8th May 2005

8th May 2005              


With the birds singing in the trees and the sun dappling the waters of the Canal du Midi, Peter is stretched out on the starboard berth for a well earned rest – the victim of the French determination to  enjoy ‘le dejeuner’.


We cycled the couple of kilometres to La Bastide d’Anjou this morning. Admittedly we had had a leisurely coffee with neighbours after getting up at our usual slightly belated hour and so were not surprised that towards twelve we had missed the Post Office. The good news was that it opened between 2:00 and 3:30.  So after a chat with some neighbours and lunch, Peter set off to catch the Poste. That dealt with, he asked help with finding the local shop.  This, when found, cheerfully declared that it would open at 4:00. So he returned the short 2 kilometres to the boat before setting off for the rose wine to go with the barbecued salmon this evening. Shall I wake him to say he forgot the butter?


We have now reached the top of the Canal des Deux Mers. Since Toulouse we have been cruising the result of the superb imagination of Pierre Riquet. The canal was opened in 1681 – a year after he died.  He designed and accomplished the canal from when he was 50 years old.  Many had failed before him but the supply of water which he channelled down from the Montaigne Noire was the key point in it’s success. The place where this water joins the Canal du Midi is one of the loveliest areas we have yet seen. It was planted with many varieties of trees at the end of the 17th century and so abounds in mature trees and although the pound that Riquet built to store the mountain water has long since silted up the channels have been maintained and added to.

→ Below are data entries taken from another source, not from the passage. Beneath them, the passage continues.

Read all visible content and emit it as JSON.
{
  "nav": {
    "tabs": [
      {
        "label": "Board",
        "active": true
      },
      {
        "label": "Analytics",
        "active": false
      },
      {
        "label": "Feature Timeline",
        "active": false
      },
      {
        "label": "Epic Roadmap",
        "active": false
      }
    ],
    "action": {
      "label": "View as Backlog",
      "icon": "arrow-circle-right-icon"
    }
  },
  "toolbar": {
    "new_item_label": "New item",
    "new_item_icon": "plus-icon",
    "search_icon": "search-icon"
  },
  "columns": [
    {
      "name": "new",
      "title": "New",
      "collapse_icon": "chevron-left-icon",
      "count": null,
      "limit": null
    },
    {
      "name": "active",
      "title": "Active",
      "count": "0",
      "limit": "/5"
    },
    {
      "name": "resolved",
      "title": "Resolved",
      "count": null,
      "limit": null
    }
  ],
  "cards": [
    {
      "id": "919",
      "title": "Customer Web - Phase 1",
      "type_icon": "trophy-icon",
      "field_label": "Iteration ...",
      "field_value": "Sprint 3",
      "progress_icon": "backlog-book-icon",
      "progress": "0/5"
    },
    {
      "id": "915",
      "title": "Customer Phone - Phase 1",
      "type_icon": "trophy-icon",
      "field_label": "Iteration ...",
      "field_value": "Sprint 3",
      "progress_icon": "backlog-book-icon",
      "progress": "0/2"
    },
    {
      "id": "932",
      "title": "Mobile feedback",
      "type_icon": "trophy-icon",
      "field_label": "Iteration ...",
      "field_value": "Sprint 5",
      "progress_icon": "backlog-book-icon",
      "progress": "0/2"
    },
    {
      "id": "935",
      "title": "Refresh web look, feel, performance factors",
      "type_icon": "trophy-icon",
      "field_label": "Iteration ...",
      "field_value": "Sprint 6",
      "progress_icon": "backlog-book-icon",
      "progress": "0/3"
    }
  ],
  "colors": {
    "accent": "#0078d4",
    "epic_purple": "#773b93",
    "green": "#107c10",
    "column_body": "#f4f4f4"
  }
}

Riquet’s canal followed the contours of the countryside and so winds across attractive country. His locks were built with curved sides which fit Can Pyran well and the lock keepers have been cheerful and helpful. It perhaps helps that it is still early season and the spring flowers are out and not all of the tourists. We like being tourists where the locals are not jaded by an excess!


We have now to learn how to take the boat downhill – 30 locks in the next 30 miles so we had better learn the knacks which make it easier and not hang ourselves on snagging ropes.

Now for the authorised version. I had not forgotten the butter, I simply hadn’t known I was meant to get it. Well, there you go.

Here are some photos to go with the summit. Since then we have been to Castelnaudary and Carcassonne, but that will have to be the subject of another instalment.


There are still some rather large peniches on the canals. This one has a cargo of tourists, and came alongside the bank a couple of feet behind us. Fortunately the driver was rather good.




We were  stuck in Castelnaudary by a lock keepers’ strike so we just made the best of a bad job.




Plat de Jour, demi carafe.




Leaving the summit and going down hill at last.




Grand Bassin Castelnaudary




Can Pyran leaves a clean wake behind her on the summit





Sylv driving as we pass the watershed



The watershed behind the bow. Water to the left exits in the Bay of Biscay and water going right exits in the Mediterranean.